» Task data:
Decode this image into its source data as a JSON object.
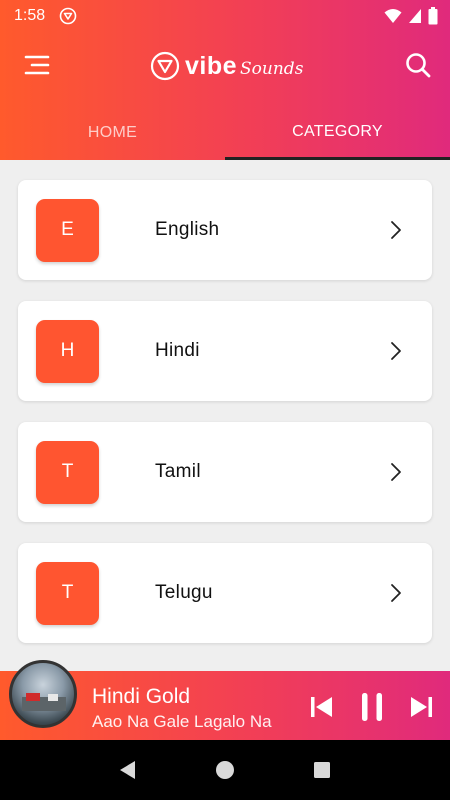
{
  "status_bar": {
    "time": "1:58"
  },
  "brand": {
    "name": "vibe",
    "tagline": "Sounds"
  },
  "tabs": [
    {
      "label": "HOME",
      "active": false
    },
    {
      "label": "CATEGORY",
      "active": true
    }
  ],
  "categories": [
    {
      "letter": "E",
      "name": "English"
    },
    {
      "letter": "H",
      "name": "Hindi"
    },
    {
      "letter": "T",
      "name": "Tamil"
    },
    {
      "letter": "T",
      "name": "Telugu"
    }
  ],
  "player": {
    "title": "Hindi Gold",
    "subtitle": "Aao Na Gale Lagalo Na"
  },
  "colors": {
    "accent": "#ff5530",
    "gradient_start": "#ff5a2c",
    "gradient_end": "#e02a7c"
  },
  "icons": {
    "menu": "menu-icon",
    "search": "search-icon",
    "chevron": "chevron-right-icon",
    "prev": "skip-previous-icon",
    "pause": "pause-icon",
    "next": "skip-next-icon"
  }
}
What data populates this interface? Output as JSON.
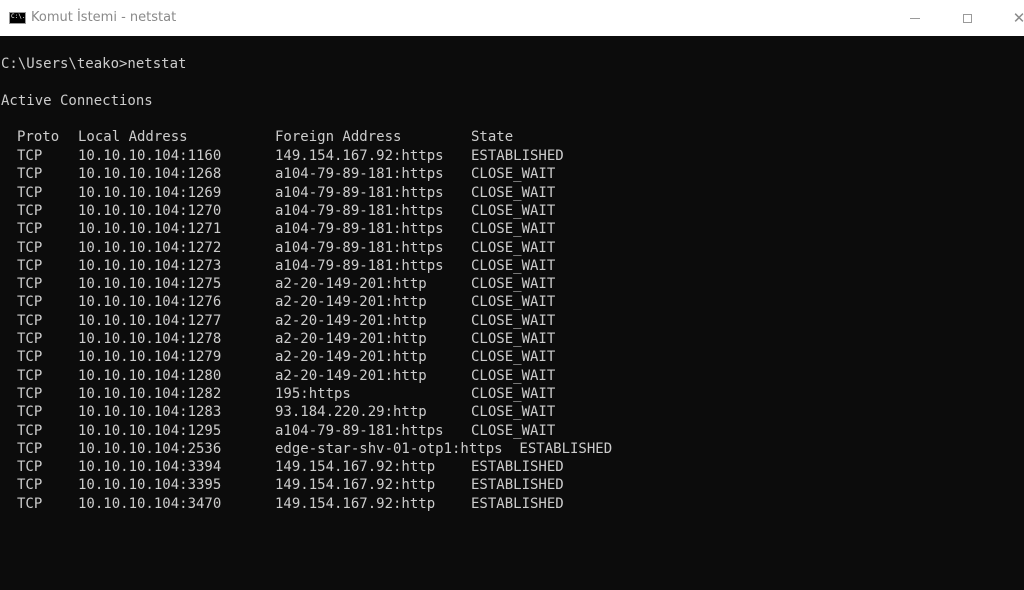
{
  "window": {
    "icon_text": "C:\\.",
    "title": "Komut İstemi - netstat",
    "minimize_glyph": "",
    "close_glyph": "✕"
  },
  "console": {
    "prompt_line": "C:\\Users\\teako>netstat",
    "heading": "Active Connections",
    "columns": {
      "proto": "Proto",
      "local": "Local Address",
      "foreign": "Foreign Address",
      "state": "State"
    },
    "rows": [
      {
        "proto": "TCP",
        "local": "10.10.10.104:1160",
        "foreign": "149.154.167.92:https",
        "state": "ESTABLISHED"
      },
      {
        "proto": "TCP",
        "local": "10.10.10.104:1268",
        "foreign": "a104-79-89-181:https",
        "state": "CLOSE_WAIT"
      },
      {
        "proto": "TCP",
        "local": "10.10.10.104:1269",
        "foreign": "a104-79-89-181:https",
        "state": "CLOSE_WAIT"
      },
      {
        "proto": "TCP",
        "local": "10.10.10.104:1270",
        "foreign": "a104-79-89-181:https",
        "state": "CLOSE_WAIT"
      },
      {
        "proto": "TCP",
        "local": "10.10.10.104:1271",
        "foreign": "a104-79-89-181:https",
        "state": "CLOSE_WAIT"
      },
      {
        "proto": "TCP",
        "local": "10.10.10.104:1272",
        "foreign": "a104-79-89-181:https",
        "state": "CLOSE_WAIT"
      },
      {
        "proto": "TCP",
        "local": "10.10.10.104:1273",
        "foreign": "a104-79-89-181:https",
        "state": "CLOSE_WAIT"
      },
      {
        "proto": "TCP",
        "local": "10.10.10.104:1275",
        "foreign": "a2-20-149-201:http",
        "state": "CLOSE_WAIT"
      },
      {
        "proto": "TCP",
        "local": "10.10.10.104:1276",
        "foreign": "a2-20-149-201:http",
        "state": "CLOSE_WAIT"
      },
      {
        "proto": "TCP",
        "local": "10.10.10.104:1277",
        "foreign": "a2-20-149-201:http",
        "state": "CLOSE_WAIT"
      },
      {
        "proto": "TCP",
        "local": "10.10.10.104:1278",
        "foreign": "a2-20-149-201:http",
        "state": "CLOSE_WAIT"
      },
      {
        "proto": "TCP",
        "local": "10.10.10.104:1279",
        "foreign": "a2-20-149-201:http",
        "state": "CLOSE_WAIT"
      },
      {
        "proto": "TCP",
        "local": "10.10.10.104:1280",
        "foreign": "a2-20-149-201:http",
        "state": "CLOSE_WAIT"
      },
      {
        "proto": "TCP",
        "local": "10.10.10.104:1282",
        "foreign": "195:https",
        "state": "CLOSE_WAIT"
      },
      {
        "proto": "TCP",
        "local": "10.10.10.104:1283",
        "foreign": "93.184.220.29:http",
        "state": "CLOSE_WAIT"
      },
      {
        "proto": "TCP",
        "local": "10.10.10.104:1295",
        "foreign": "a104-79-89-181:https",
        "state": "CLOSE_WAIT"
      },
      {
        "proto": "TCP",
        "local": "10.10.10.104:2536",
        "foreign": "edge-star-shv-01-otp1:https  ESTABLISHED",
        "state": ""
      },
      {
        "proto": "TCP",
        "local": "10.10.10.104:3394",
        "foreign": "149.154.167.92:http",
        "state": "ESTABLISHED"
      },
      {
        "proto": "TCP",
        "local": "10.10.10.104:3395",
        "foreign": "149.154.167.92:http",
        "state": "ESTABLISHED"
      },
      {
        "proto": "TCP",
        "local": "10.10.10.104:3470",
        "foreign": "149.154.167.92:http",
        "state": "ESTABLISHED"
      }
    ]
  },
  "colors": {
    "console_bg": "#0c0c0c",
    "console_text": "#cccccc",
    "titlebar_bg": "#ffffff"
  }
}
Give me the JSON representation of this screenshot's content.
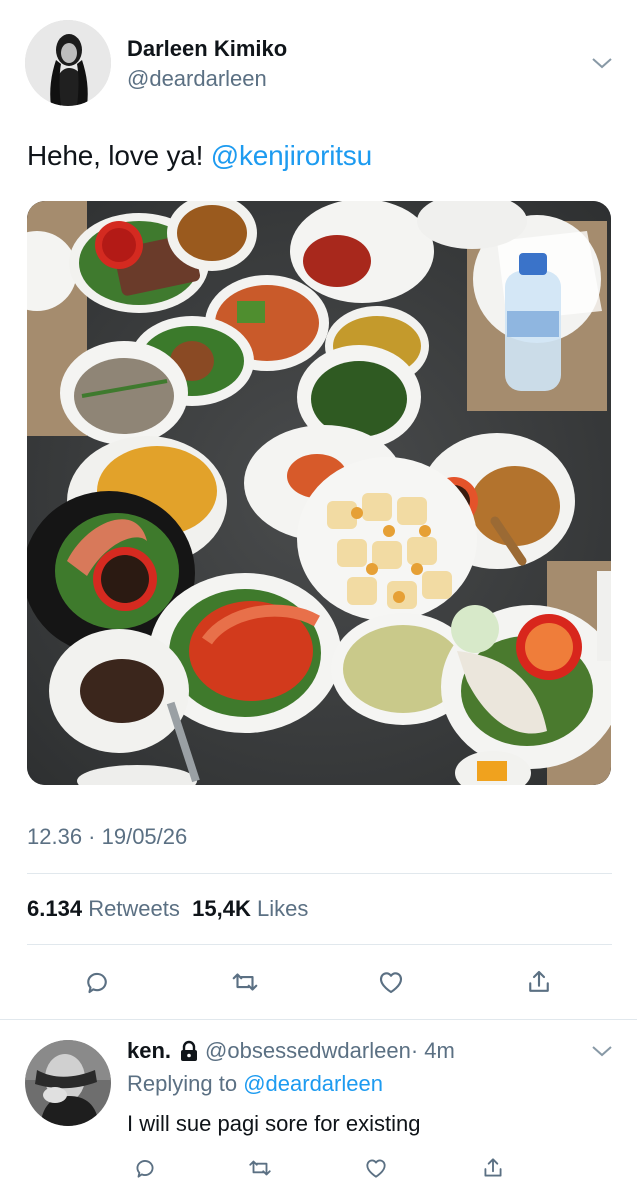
{
  "tweet": {
    "author_name": "Darleen Kimiko",
    "author_handle": "@deardarleen",
    "text": "Hehe, love ya! ",
    "mention": "@kenjiroritsu",
    "timestamp": "12.36 · 19/05/26",
    "retweet_count": "6.134",
    "retweet_label": "Retweets",
    "like_count": "15,4K",
    "like_label": "Likes",
    "image_description_icon": "photo-of-food-platters"
  },
  "actions": [
    "reply-icon",
    "retweet-icon",
    "like-icon",
    "share-icon"
  ],
  "reply": {
    "author_name": "ken.",
    "author_handle": "@obsessedwdarleen",
    "time": "· 4m",
    "replying_prefix": "Replying to",
    "replying_to": "@deardarleen",
    "text": "I will sue pagi sore for existing"
  },
  "colors": {
    "accent": "#1d9bf0",
    "secondary_text": "#5b7083",
    "divider": "#e1e8ed"
  }
}
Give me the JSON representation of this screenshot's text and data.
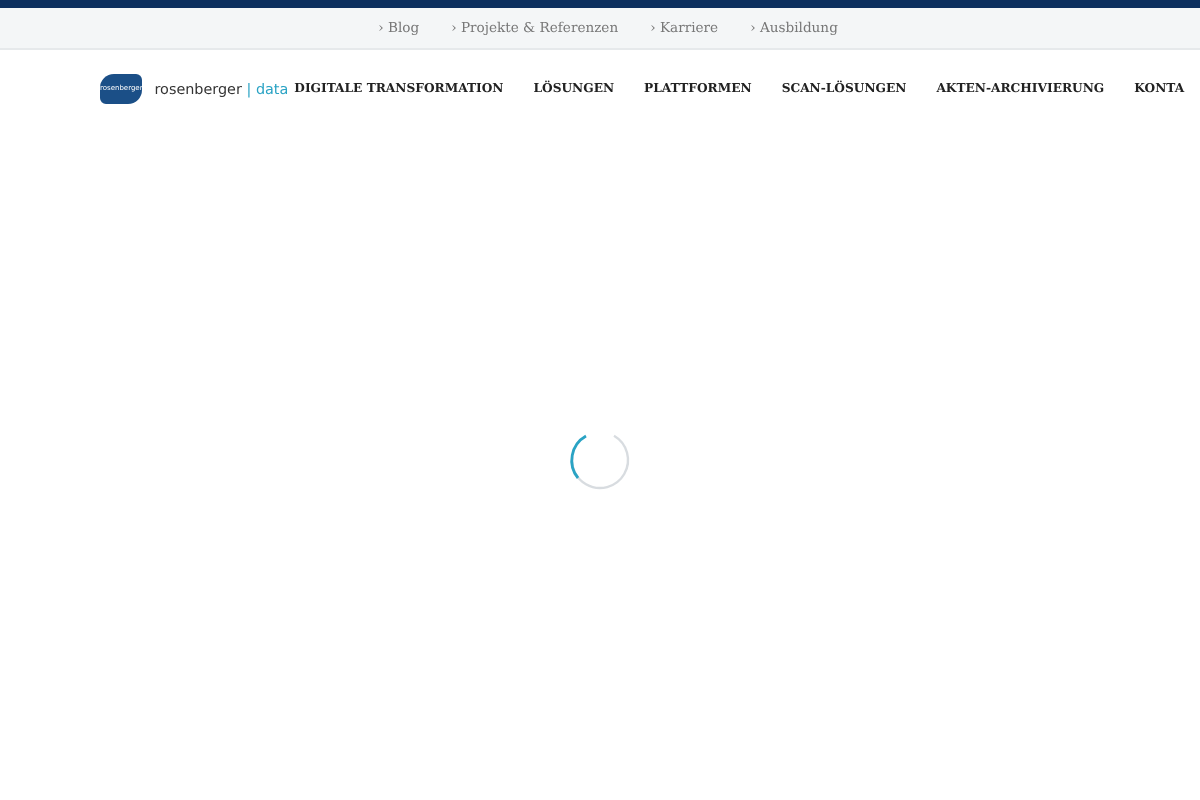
{
  "top_links": [
    {
      "label": "Blog"
    },
    {
      "label": "Projekte & Referenzen"
    },
    {
      "label": "Karriere"
    },
    {
      "label": "Ausbildung"
    }
  ],
  "link_marker": "›",
  "logo": {
    "badge": "rosenberger",
    "name": "rosenberger",
    "separator": "|",
    "suffix": "data"
  },
  "nav": [
    {
      "label": "DIGITALE TRANSFORMATION"
    },
    {
      "label": "LÖSUNGEN"
    },
    {
      "label": "PLATTFORMEN"
    },
    {
      "label": "SCAN-LÖSUNGEN"
    },
    {
      "label": "AKTEN-ARCHIVIERUNG"
    },
    {
      "label": "KONTA"
    }
  ]
}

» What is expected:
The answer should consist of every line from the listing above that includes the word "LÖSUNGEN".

» Output:
      "label": "LÖSUNGEN"
      "label": "SCAN-LÖSUNGEN"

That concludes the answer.